To put it in general terms, RECONOMY aims to promote three things:
Number one: Decent work. RECONOMY strives to promote job opportunities for women and young people that are decent – which means, amongst others, work that is productive and delivers a fair income, and provides security in the workplace.
Number two: Future of work. We want to make sure that policy makers, organizations, and workers are ready for the transformations taking place in the world of work, for instance, digitalization. Individuals, companies, and governments need to be prepared for the new demands of the labor market of the future. RECONOMY supports this by fostering the development of skills, private sector capacity, and framework conditions.
Number three: Green economic development. RECONOMY promotes growth in employment and income-driven public and private investment into economic activities, infrastructure, and assets that help reduce carbon emissions and pollution, enhance energy and resource efficiency, and reduce the loss of biodiversity and ecosystem services.
So, in short, we aim for decent work, getting ready for the future of work, and a greener economy.
Why do we care about decent jobs?
It is our obligation as a society to make sure we leave no one behind. This is the central, transformative promise of the 2030 Agenda for Sustainable Development. Economically, high-quality jobs mean more income for poor families to pull themselves out of poverty.
High-quality jobs mean higher domestic demand for goods and services, which stimulates overall growth. Socially, decent employment often means better social cohesion and the return of displaced persons. Decent work sums up the aspirations of people in their working lives and is thus a universal objective.
It is highly likely that in each labor market multiple aspects of decent work need to be addressed at the same time. It may be almost impossible for an intervention to tackle all of them at the same time. Therefore, programs should prioritize the most relevant substantive elements for decent work in a particular context, based on the actual needs.
We have regular exchanges among the projects in the region about how to measure decent jobs or better employment.
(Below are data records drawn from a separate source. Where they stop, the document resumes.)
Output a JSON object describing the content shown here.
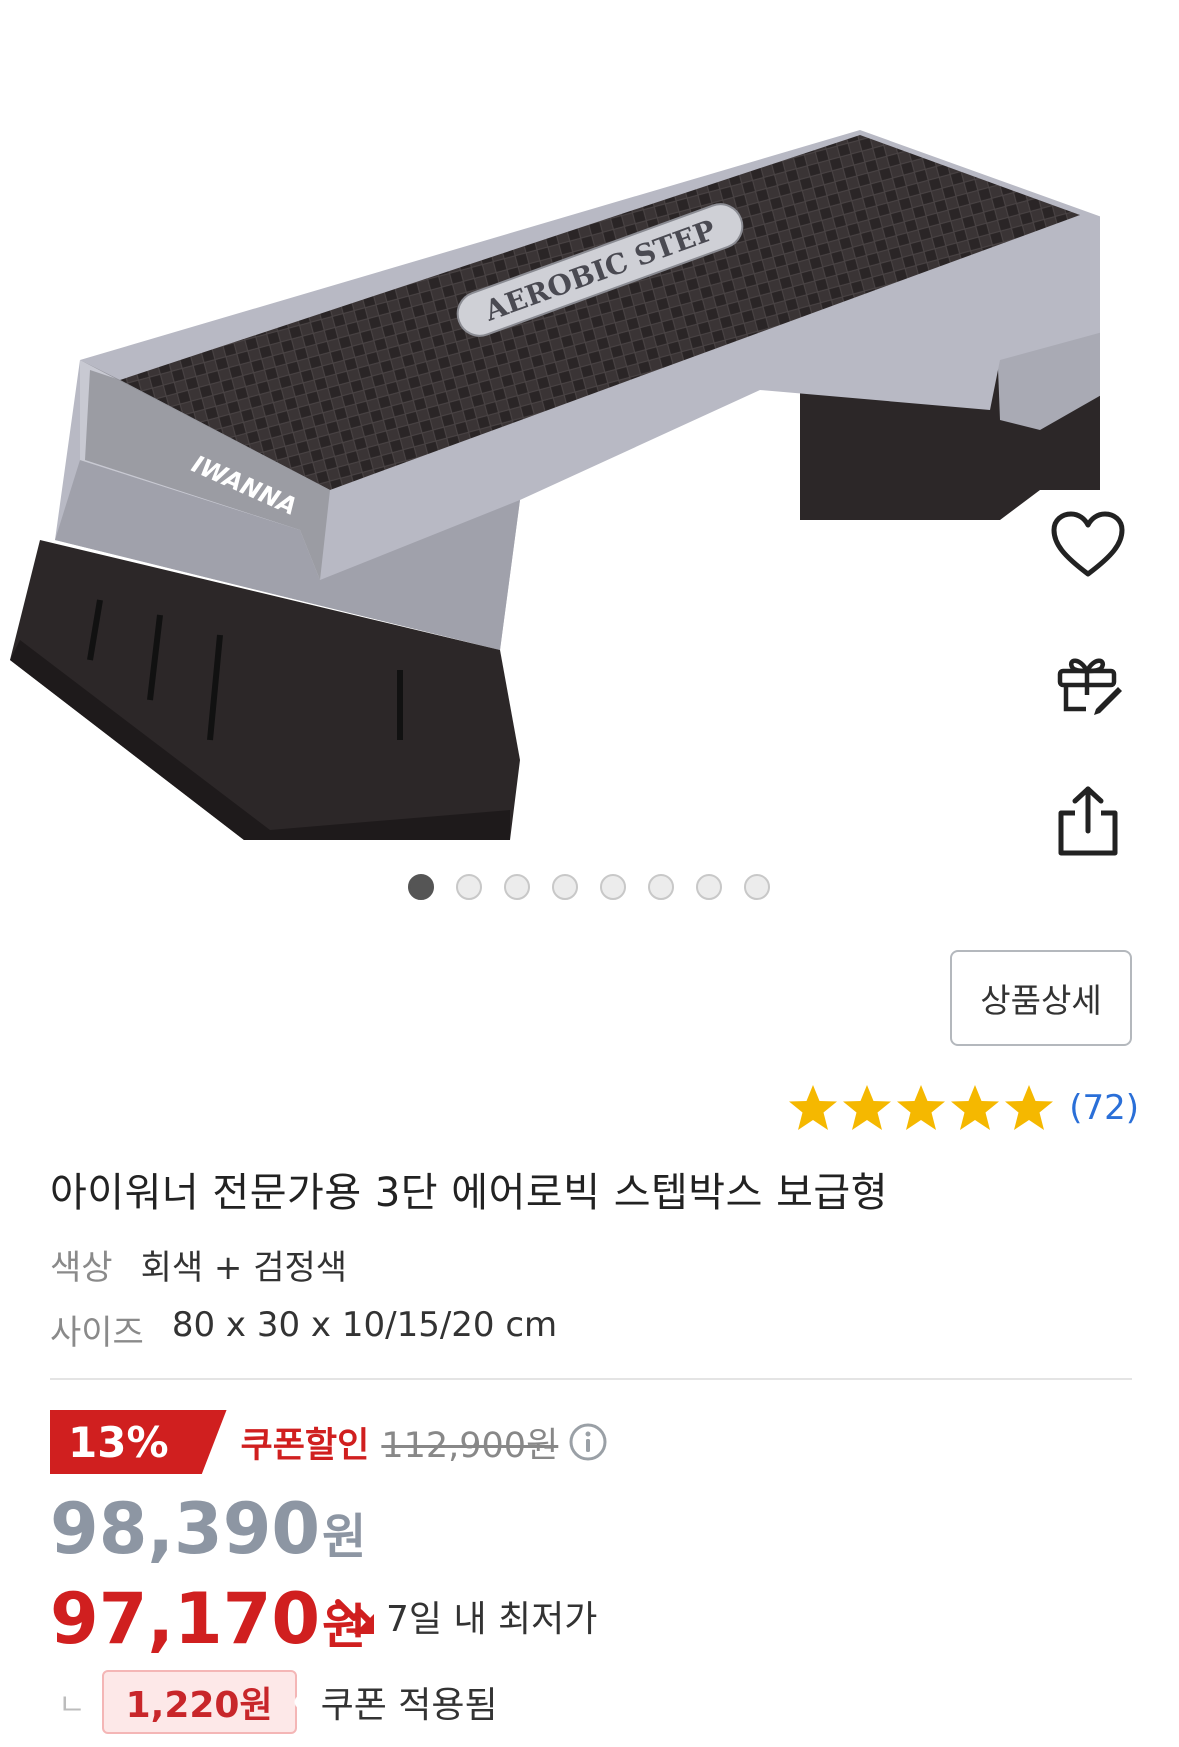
{
  "product": {
    "image_count": 8,
    "active_image_index": 0,
    "title": "아이워너 전문가용 3단 에어로빅 스텝박스 보급형",
    "detail_button": "상품상세",
    "rating": {
      "stars": 5,
      "max_stars": 5,
      "count_text": "(72)"
    },
    "options": [
      {
        "label": "색상",
        "value": "회색 + 검정색"
      },
      {
        "label": "사이즈",
        "value": "80 x 30 x 10/15/20 cm"
      }
    ],
    "image_text": {
      "aerobic": "AEROBIC STEP",
      "brand": "IWANNA"
    }
  },
  "price": {
    "discount_rate": "13%",
    "coupon_label": "쿠폰할인",
    "original": "112,900원",
    "sale_num": "98,390",
    "sale_unit": "원",
    "final_num": "97,170",
    "final_unit": "원",
    "lowest_label": "7일 내 최저가",
    "coupon_amount": "1,220원",
    "coupon_applied": "쿠폰 적용됨",
    "branch_mark": "ㄴ"
  },
  "actions": {
    "wishlist": "heart-icon",
    "gift": "gift-icon",
    "share": "share-icon"
  },
  "colors": {
    "accent_red": "#d01f1f",
    "link_blue": "#2a6fd8",
    "star_gold": "#f5b800",
    "sale_gray": "#8d96a3"
  }
}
The MarketMakers project of the SDC in Bosnia Herzegovina, which is implemented by Helvetas, for example, focuses on job security, employment stability, work-life balance, the possibility of advancement, and compensation.
In summary, it is not enough to create jobs: we need decent jobs to address inequality, foster social cohesion, and sustain economic growth.